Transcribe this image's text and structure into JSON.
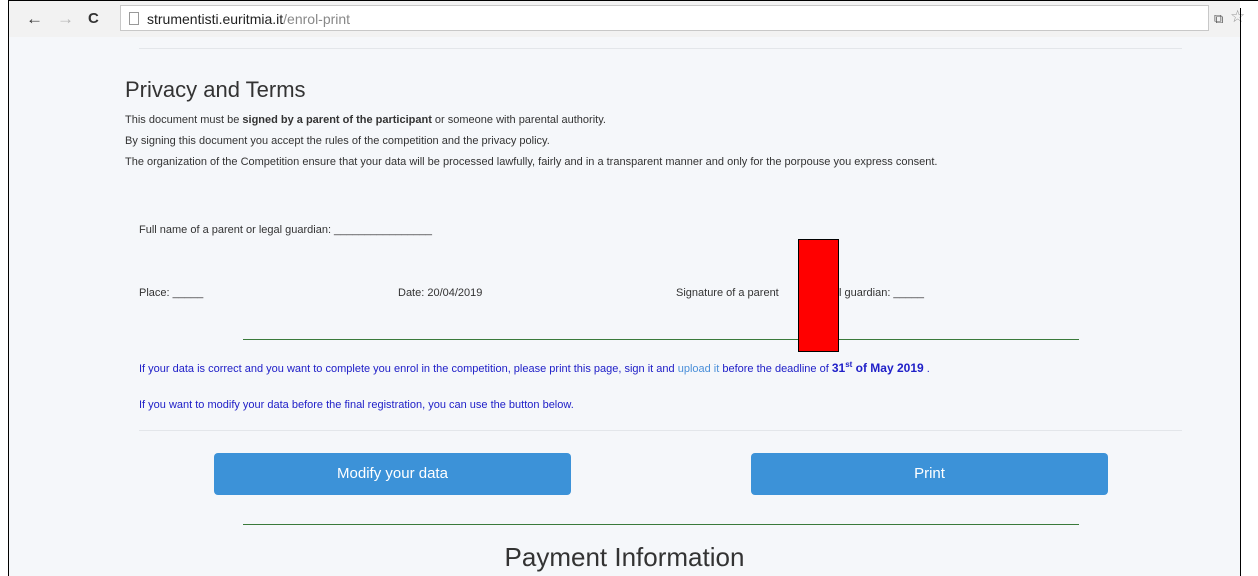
{
  "browser": {
    "back_glyph": "←",
    "forward_glyph": "→",
    "reload_glyph": "C",
    "url_host": "strumentisti.euritmia.it",
    "url_path": "/enrol-print"
  },
  "privacy": {
    "title": "Privacy and Terms",
    "line1_pre": "This document must be ",
    "line1_bold": "signed by a parent of the participant",
    "line1_post": " or someone with parental authority.",
    "line2": "By signing this document you accept the rules of the competition and the privacy policy.",
    "line3": "The organization of the Competition ensure that your data will be processed lawfully, fairly and in a transparent manner and only for the porpouse you express consent."
  },
  "form": {
    "guardian_name": "Full name of a parent or legal guardian: ________________",
    "place": "Place: _____",
    "date": "Date: 20/04/2019",
    "signature_left": "Signature of a parent",
    "signature_right": "l guardian: _____"
  },
  "notice": {
    "text_pre": "If your data is correct and you want to complete you enrol in the competition, please print this page, sign it and ",
    "link": "upload it",
    "text_mid": " before the deadline of ",
    "deadline_day": "31",
    "deadline_sup": "st",
    "deadline_rest": " of May 2019",
    "text_end": " .",
    "modify_hint": "If you want to modify your data before the final registration, you can use the button below."
  },
  "buttons": {
    "modify": "Modify your data",
    "print": "Print"
  },
  "payment": {
    "title": "Payment Information"
  },
  "colors": {
    "button": "#3c92d8",
    "notice_text": "#2020c8",
    "link": "#4a8fd9",
    "divider_green": "#3a7a3a",
    "redaction": "#ff0000"
  }
}
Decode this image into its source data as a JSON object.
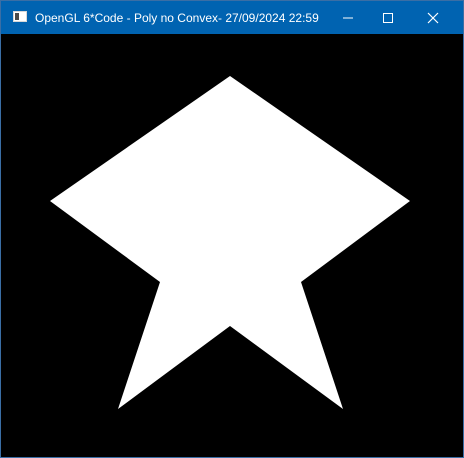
{
  "window": {
    "title": "OpenGL 6*Code - Poly no Convex- 27/09/2024 22:59",
    "titlebar_color": "#0063b1",
    "canvas_color": "#000000",
    "shape_color": "#ffffff",
    "icons": {
      "app": "app-window-icon",
      "minimize": "minimize-icon",
      "maximize": "maximize-icon",
      "close": "close-icon"
    }
  }
}
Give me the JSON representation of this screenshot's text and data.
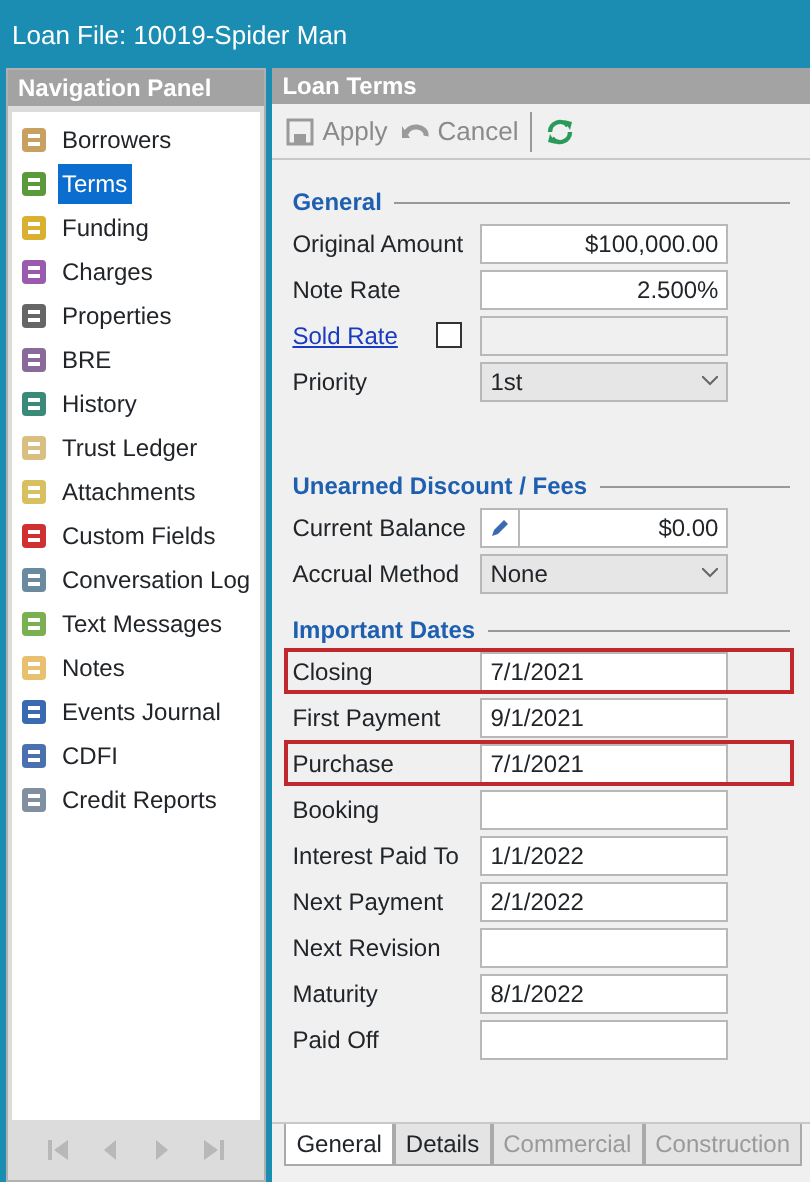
{
  "window": {
    "title": "Loan File: 10019-Spider Man"
  },
  "navigation_panel": {
    "title": "Navigation Panel",
    "items": [
      {
        "label": "Borrowers",
        "selected": false
      },
      {
        "label": "Terms",
        "selected": true
      },
      {
        "label": "Funding",
        "selected": false
      },
      {
        "label": "Charges",
        "selected": false
      },
      {
        "label": "Properties",
        "selected": false
      },
      {
        "label": "BRE",
        "selected": false
      },
      {
        "label": "History",
        "selected": false
      },
      {
        "label": "Trust Ledger",
        "selected": false
      },
      {
        "label": "Attachments",
        "selected": false
      },
      {
        "label": "Custom Fields",
        "selected": false
      },
      {
        "label": "Conversation Log",
        "selected": false
      },
      {
        "label": "Text Messages",
        "selected": false
      },
      {
        "label": "Notes",
        "selected": false
      },
      {
        "label": "Events Journal",
        "selected": false
      },
      {
        "label": "CDFI",
        "selected": false
      },
      {
        "label": "Credit Reports",
        "selected": false
      }
    ]
  },
  "loan_terms": {
    "title": "Loan Terms",
    "toolbar": [
      {
        "label": "Apply",
        "kind": "save",
        "disabled": true
      },
      {
        "label": "Cancel",
        "kind": "undo",
        "disabled": true
      },
      {
        "kind": "refresh",
        "disabled": false
      }
    ],
    "sections": [
      {
        "title": "General",
        "fields": [
          {
            "label": "Original Amount",
            "kind": "number",
            "value": "$100,000.00"
          },
          {
            "label": "Note Rate",
            "kind": "number",
            "value": "2.500%"
          },
          {
            "label": "Sold Rate",
            "kind": "link-check",
            "checked": false
          },
          {
            "label": "Priority",
            "kind": "select",
            "value": "1st"
          }
        ]
      },
      {
        "title": "Unearned Discount / Fees",
        "fields": [
          {
            "label": "Current Balance",
            "kind": "edit-number",
            "value": "$0.00"
          },
          {
            "label": "Accrual Method",
            "kind": "select",
            "value": "None"
          }
        ]
      },
      {
        "title": "Important Dates",
        "fields": [
          {
            "label": "Closing",
            "kind": "date",
            "value": "7/1/2021",
            "highlighted": true
          },
          {
            "label": "First Payment",
            "kind": "date",
            "value": "9/1/2021",
            "highlighted": false
          },
          {
            "label": "Purchase",
            "kind": "date",
            "value": "7/1/2021",
            "highlighted": true
          },
          {
            "label": "Booking",
            "kind": "date",
            "highlighted": false
          },
          {
            "label": "Interest Paid To",
            "kind": "date",
            "value": "1/1/2022",
            "highlighted": false
          },
          {
            "label": "Next Payment",
            "kind": "date",
            "value": "2/1/2022",
            "highlighted": false
          },
          {
            "label": "Next Revision",
            "kind": "date",
            "highlighted": false
          },
          {
            "label": "Maturity",
            "kind": "date",
            "value": "8/1/2022",
            "highlighted": false
          },
          {
            "label": "Paid Off",
            "kind": "date",
            "highlighted": false
          }
        ]
      }
    ],
    "tabs": [
      {
        "label": "General",
        "selected": true,
        "disabled": false
      },
      {
        "label": "Details",
        "selected": false,
        "disabled": false
      },
      {
        "label": "Commercial",
        "selected": false,
        "disabled": true
      },
      {
        "label": "Construction",
        "selected": false,
        "disabled": true
      }
    ]
  }
}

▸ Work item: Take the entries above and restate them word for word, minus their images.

▸ Expected output:
Transcribe this image's text and structure into JSON.
{
  "browser": {
    "back_glyph": "←",
    "forward_glyph": "→",
    "reload_glyph": "C",
    "url_host": "strumentisti.euritmia.it",
    "url_path": "/enrol-print"
  },
  "privacy": {
    "title": "Privacy and Terms",
    "line1_pre": "This document must be ",
    "line1_bold": "signed by a parent of the participant",
    "line1_post": " or someone with parental authority.",
    "line2": "By signing this document you accept the rules of the competition and the privacy policy.",
    "line3": "The organization of the Competition ensure that your data will be processed lawfully, fairly and in a transparent manner and only for the porpouse you express consent."
  },
  "form": {
    "guardian_name": "Full name of a parent or legal guardian: ________________",
    "place": "Place: _____",
    "date": "Date: 20/04/2019",
    "signature_left": "Signature of a parent",
    "signature_right": "l guardian: _____"
  },
  "notice": {
    "text_pre": "If your data is correct and you want to complete you enrol in the competition, please print this page, sign it and ",
    "link": "upload it",
    "text_mid": " before the deadline of ",
    "deadline_day": "31",
    "deadline_sup": "st",
    "deadline_rest": " of May 2019",
    "text_end": " .",
    "modify_hint": "If you want to modify your data before the final registration, you can use the button below."
  },
  "buttons": {
    "modify": "Modify your data",
    "print": "Print"
  },
  "payment": {
    "title": "Payment Information"
  },
  "colors": {
    "button": "#3c92d8",
    "notice_text": "#2020c8",
    "link": "#4a8fd9",
    "divider_green": "#3a7a3a",
    "redaction": "#ff0000"
  }
}
Decode this image into its source data as a JSON object.
{
  "window": {
    "title": "OpenGL 6*Code - Poly no Convex- 27/09/2024 22:59",
    "titlebar_color": "#0063b1",
    "canvas_color": "#000000",
    "shape_color": "#ffffff",
    "icons": {
      "app": "app-window-icon",
      "minimize": "minimize-icon",
      "maximize": "maximize-icon",
      "close": "close-icon"
    }
  }
}
Give me the JSON representation of this screenshot's text and data.
{
  "window": {
    "title": "Loan File: 10019-Spider Man"
  },
  "navigation_panel": {
    "title": "Navigation Panel",
    "items": [
      {
        "label": "Borrowers",
        "selected": false
      },
      {
        "label": "Terms",
        "selected": true
      },
      {
        "label": "Funding",
        "selected": false
      },
      {
        "label": "Charges",
        "selected": false
      },
      {
        "label": "Properties",
        "selected": false
      },
      {
        "label": "BRE",
        "selected": false
      },
      {
        "label": "History",
        "selected": false
      },
      {
        "label": "Trust Ledger",
        "selected": false
      },
      {
        "label": "Attachments",
        "selected": false
      },
      {
        "label": "Custom Fields",
        "selected": false
      },
      {
        "label": "Conversation Log",
        "selected": false
      },
      {
        "label": "Text Messages",
        "selected": false
      },
      {
        "label": "Notes",
        "selected": false
      },
      {
        "label": "Events Journal",
        "selected": false
      },
      {
        "label": "CDFI",
        "selected": false
      },
      {
        "label": "Credit Reports",
        "selected": false
      }
    ]
  },
  "loan_terms": {
    "title": "Loan Terms",
    "toolbar": [
      {
        "label": "Apply",
        "kind": "save",
        "disabled": true
      },
      {
        "label": "Cancel",
        "kind": "undo",
        "disabled": true
      },
      {
        "kind": "refresh",
        "disabled": false
      }
    ],
    "sections": [
      {
        "title": "General",
        "fields": [
          {
            "label": "Original Amount",
            "kind": "number",
            "value": "$100,000.00"
          },
          {
            "label": "Note Rate",
            "kind": "number",
            "value": "2.500%"
          },
          {
            "label": "Sold Rate",
            "kind": "link-check",
            "checked": false
          },
          {
            "label": "Priority",
            "kind": "select",
            "value": "1st"
          }
        ]
      },
      {
        "title": "Unearned Discount / Fees",
        "fields": [
          {
            "label": "Current Balance",
            "kind": "edit-number",
            "value": "$0.00"
          },
          {
            "label": "Accrual Method",
            "kind": "select",
            "value": "None"
          }
        ]
      },
      {
        "title": "Important Dates",
        "fields": [
          {
            "label": "Closing",
            "kind": "date",
            "value": "7/1/2021",
            "highlighted": true
          },
          {
            "label": "First Payment",
            "kind": "date",
            "value": "9/1/2021",
            "highlighted": false
          },
          {
            "label": "Purchase",
            "kind": "date",
            "value": "7/1/2021",
            "highlighted": true
          },
          {
            "label": "Booking",
            "kind": "date",
            "highlighted": false
          },
          {
            "label": "Interest Paid To",
            "kind": "date",
            "value": "1/1/2022",
            "highlighted": false
          },
          {
            "label": "Next Payment",
            "kind": "date",
            "value": "2/1/2022",
            "highlighted": false
          },
          {
            "label": "Next Revision",
            "kind": "date",
            "highlighted": false
          },
          {
            "label": "Maturity",
            "kind": "date",
            "value": "8/1/2022",
            "highlighted": false
          },
          {
            "label": "Paid Off",
            "kind": "date",
            "highlighted": false
          }
        ]
      }
    ],
    "tabs": [
      {
        "label": "General",
        "selected": true,
        "disabled": false
      },
      {
        "label": "Details",
        "selected": false,
        "disabled": false
      },
      {
        "label": "Commercial",
        "selected": false,
        "disabled": true
      },
      {
        "label": "Construction",
        "selected": false,
        "disabled": true
      }
    ]
  }
}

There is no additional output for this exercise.